I saw an open door. There was no rope or sign indicating it was restricted. I left the group and went in. I found myself alone in Guayasamín’s studio. I immediately found the tranquility I was looking for. Canvases, tubes of paint and works in progress surrounded me. The docent came in and said for security reasons I had to go back and stay with the group. I explained In bad Spanish that no one had told me this. I said I knew visual and other artists back home and enjoyed the creative process. I said my wife had died in the past year and I wanted some quiet. I said this with a smile. She said there would be another tour in English in ten minutes.
While other visitors filed in and waited, I sat and watched a video in the lobby. I wanted to be alone with my thoughts – or with no thoughts at all. Solitude is an increasingly subversive act of modern life whether in Estados Unidos or in Ecuador. Our crowdsourced society cajoles, pokes and inveigles us to share (or submerge) our innermost ideas and precious attention in the constant media stream, turning our lives and experiences into commodities for sales and marketing.
I decided I’d had enough of the group experience. I left the museum and walked outside. Among the greenery and outdoor sculptures, I felt better. In the distance mist wreathed the Pichincha Mountains that rise above Quito and that Guayasamin depicted in his paintings.
I followed the path and entered the chapel itself, a vast space with Picaso-esque sculptures and paintings by Guayasamín and other artists.
Any human being who has a heart and isn’t overly-medicated knows the feeling before tears erupt. One of the most stupid and compassionate questions to ask someone is ‘Why are you crying?’ Half the time we’re not aware ourselves, at least to start.

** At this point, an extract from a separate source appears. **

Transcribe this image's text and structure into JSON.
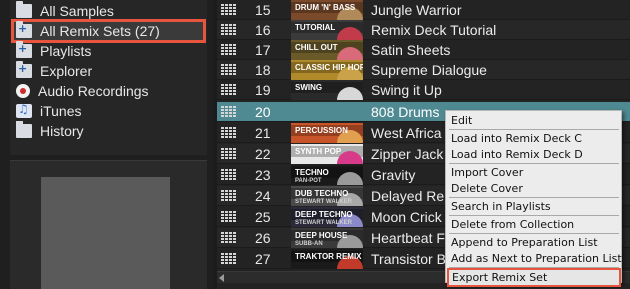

Pressure built up in my chest and behind my eyes. As I wandered through the chapel, tears started to flow – what in our family my father called waterworks .
I liked the view and the graffiti on the way to the museum. I liked the unexpected cow. I liked Guayasamín’s work. I went to the museum because a friend suggested it. I didn’t expect to see reminders of my dead wife’s face in the paintings on the walls.
‘Please don’t cry,’ my new friends tell me. ‘Don’t be sad and dwell on the past with us in this new place in this new year. They tell me this because they care about me and enjoy seeing me happy. But my tears were not pathological but cleansing.
Our society increasingly denies and medicates sadness and insists on normalization and conformity of our feelings to the mean. Art retains the power to evoke our unruly emotions and memories, joy and pain, that do not conform to its rules.
I emerged from the museum to the mists of Quito around the Pichincha mountains. Nowadays this includes smog from the herds of cars in Quito’s streets. A fine rain started to fall. I was starving and felt lightheaded. I’d bought water but knew I had to eat. I stopped for lunch at a small place. For 2.50 USD I had meatballs with rice and yucca, along with ubiquitous and wonderful Ecuadorian salsa picante. I came out feeling much better .
I descended the steep streets back to the traffic and bustle of the city.
The rain turned heavier, temporarily washing the grit and fumes from the air. It left the atmosphere clear and fresh.
Feliz Año Nuevo. Happy New Year. – CDL